References[edit]

  1. a b Zhang, C., Solomon, C., Manson, J., & Hu, F. (2006). A Prospective Study of Pregravid Physical Activity and Sedentary Behaviors in Relation to the Risk for Gestational Diabetes Mellitus. Journal Of The American Medical Association, 166(5), 543-548.
  2. a b c d Buchanan, T., Xiang, A., Kjos, S., & Watanabe, R. (2007). What Is Gestational Diabetes?. Diabetes Care, 30(Supplement 2), S105-S111.
  3. Diabetes Australia,. (2016). Gestational Diabetes. Ndss.com.au. Retrieved 19 September 2016, from https://www.ndss.com.au/gestational-diabetes
  4. Salzer, L. & Yogev, Y. (2014). Gestational diabetes. United Kingdom: Taylor & Francis Group.
  5. a b American Nurses Association,. (2013). Nurses' Health Study 2 - Nurses' Health Study. Nhs3.org. Retrieved 21 September 2016, from https://www.nhs3.org/index.php/our-story/20-nurses-health-study-2
  6. a b c Hoffmann, T., Bennett, S., & Del Mar, C. (2013). Evidence-Based Practice Across the Health Professions. London: Elsevier Health Sciences APAC.
  7. Tobias, D., Zhang, C., van Dam, R., Bowers, K., & Hu, F. (2010). Physical Activity Before and During Pregnancy and Risk of Gestational Diabetes Mellitus: A meta-analysis. Diabetes Care, 34(1), 223-229.

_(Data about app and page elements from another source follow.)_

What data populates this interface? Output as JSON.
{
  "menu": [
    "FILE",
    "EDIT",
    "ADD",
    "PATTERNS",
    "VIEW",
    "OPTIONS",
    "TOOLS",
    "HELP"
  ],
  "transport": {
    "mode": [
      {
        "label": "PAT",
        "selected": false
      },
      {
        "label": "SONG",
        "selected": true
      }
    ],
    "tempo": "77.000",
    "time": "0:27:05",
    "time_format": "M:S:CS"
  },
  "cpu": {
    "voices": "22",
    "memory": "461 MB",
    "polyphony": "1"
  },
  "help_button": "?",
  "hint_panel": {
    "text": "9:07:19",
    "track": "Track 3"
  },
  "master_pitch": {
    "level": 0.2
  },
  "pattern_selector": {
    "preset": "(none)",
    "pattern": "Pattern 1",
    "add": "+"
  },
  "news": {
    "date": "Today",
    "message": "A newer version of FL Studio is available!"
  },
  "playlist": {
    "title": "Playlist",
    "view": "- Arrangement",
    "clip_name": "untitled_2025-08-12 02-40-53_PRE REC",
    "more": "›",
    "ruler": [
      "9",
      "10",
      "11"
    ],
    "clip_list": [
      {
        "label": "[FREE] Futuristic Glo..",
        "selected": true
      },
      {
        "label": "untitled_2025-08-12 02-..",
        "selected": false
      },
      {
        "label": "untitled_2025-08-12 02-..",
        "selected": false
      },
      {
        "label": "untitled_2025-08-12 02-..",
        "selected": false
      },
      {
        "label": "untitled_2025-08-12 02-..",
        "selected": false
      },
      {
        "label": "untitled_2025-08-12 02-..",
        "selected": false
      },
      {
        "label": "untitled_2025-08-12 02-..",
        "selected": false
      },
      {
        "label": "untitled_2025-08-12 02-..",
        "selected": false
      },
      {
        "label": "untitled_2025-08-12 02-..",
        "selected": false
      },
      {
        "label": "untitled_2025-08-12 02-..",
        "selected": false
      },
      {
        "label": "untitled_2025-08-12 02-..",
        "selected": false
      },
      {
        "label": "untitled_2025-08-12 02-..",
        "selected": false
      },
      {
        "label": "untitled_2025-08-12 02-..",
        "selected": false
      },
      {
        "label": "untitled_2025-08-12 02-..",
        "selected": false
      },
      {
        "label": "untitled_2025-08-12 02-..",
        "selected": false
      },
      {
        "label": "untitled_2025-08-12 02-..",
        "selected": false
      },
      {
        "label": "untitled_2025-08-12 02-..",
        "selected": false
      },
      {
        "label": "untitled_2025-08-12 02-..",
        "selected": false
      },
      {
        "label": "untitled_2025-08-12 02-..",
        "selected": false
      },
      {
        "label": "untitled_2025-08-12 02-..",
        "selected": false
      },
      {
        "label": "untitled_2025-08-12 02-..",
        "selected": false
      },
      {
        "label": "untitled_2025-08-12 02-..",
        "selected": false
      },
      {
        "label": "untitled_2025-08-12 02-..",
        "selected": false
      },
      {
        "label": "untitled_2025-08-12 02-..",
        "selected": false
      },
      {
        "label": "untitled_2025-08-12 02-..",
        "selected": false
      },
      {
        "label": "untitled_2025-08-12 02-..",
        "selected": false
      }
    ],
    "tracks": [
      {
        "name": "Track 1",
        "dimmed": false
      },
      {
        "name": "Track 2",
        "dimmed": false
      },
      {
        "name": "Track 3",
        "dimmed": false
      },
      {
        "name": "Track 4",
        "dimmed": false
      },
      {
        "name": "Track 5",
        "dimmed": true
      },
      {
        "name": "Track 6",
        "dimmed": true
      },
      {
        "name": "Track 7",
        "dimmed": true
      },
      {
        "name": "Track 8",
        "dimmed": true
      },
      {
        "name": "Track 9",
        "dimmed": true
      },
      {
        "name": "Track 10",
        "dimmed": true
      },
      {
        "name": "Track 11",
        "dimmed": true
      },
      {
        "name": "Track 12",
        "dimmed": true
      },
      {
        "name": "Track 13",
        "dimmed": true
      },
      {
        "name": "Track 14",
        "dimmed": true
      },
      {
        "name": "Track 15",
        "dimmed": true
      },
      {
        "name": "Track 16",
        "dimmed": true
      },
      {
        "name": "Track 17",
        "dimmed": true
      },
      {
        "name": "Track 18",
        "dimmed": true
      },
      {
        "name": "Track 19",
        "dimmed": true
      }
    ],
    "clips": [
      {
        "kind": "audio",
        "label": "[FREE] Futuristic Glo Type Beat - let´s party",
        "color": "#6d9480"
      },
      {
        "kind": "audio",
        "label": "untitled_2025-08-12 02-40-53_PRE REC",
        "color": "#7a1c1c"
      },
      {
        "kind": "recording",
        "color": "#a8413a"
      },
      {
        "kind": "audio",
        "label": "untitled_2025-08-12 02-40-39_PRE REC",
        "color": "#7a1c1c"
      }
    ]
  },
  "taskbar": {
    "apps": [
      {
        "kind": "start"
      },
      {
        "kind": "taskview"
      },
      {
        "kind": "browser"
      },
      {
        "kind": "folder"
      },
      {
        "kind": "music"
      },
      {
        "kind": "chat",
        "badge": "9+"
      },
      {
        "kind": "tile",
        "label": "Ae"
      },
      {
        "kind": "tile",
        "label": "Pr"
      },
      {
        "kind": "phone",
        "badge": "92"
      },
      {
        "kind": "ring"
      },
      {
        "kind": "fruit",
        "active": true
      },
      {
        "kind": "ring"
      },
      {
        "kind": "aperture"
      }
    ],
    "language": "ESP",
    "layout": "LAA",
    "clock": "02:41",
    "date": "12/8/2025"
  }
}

  8. Harvard Publications,. (2015). Safe exercise: Know the warning signs of pushing too hard - Harvard Health. Harvard Health. Retrieved 26 September 2016, from http://www.health.harvard.edu/pain/safe-exercise-know-the-warning-signs-of-pushing-too-hard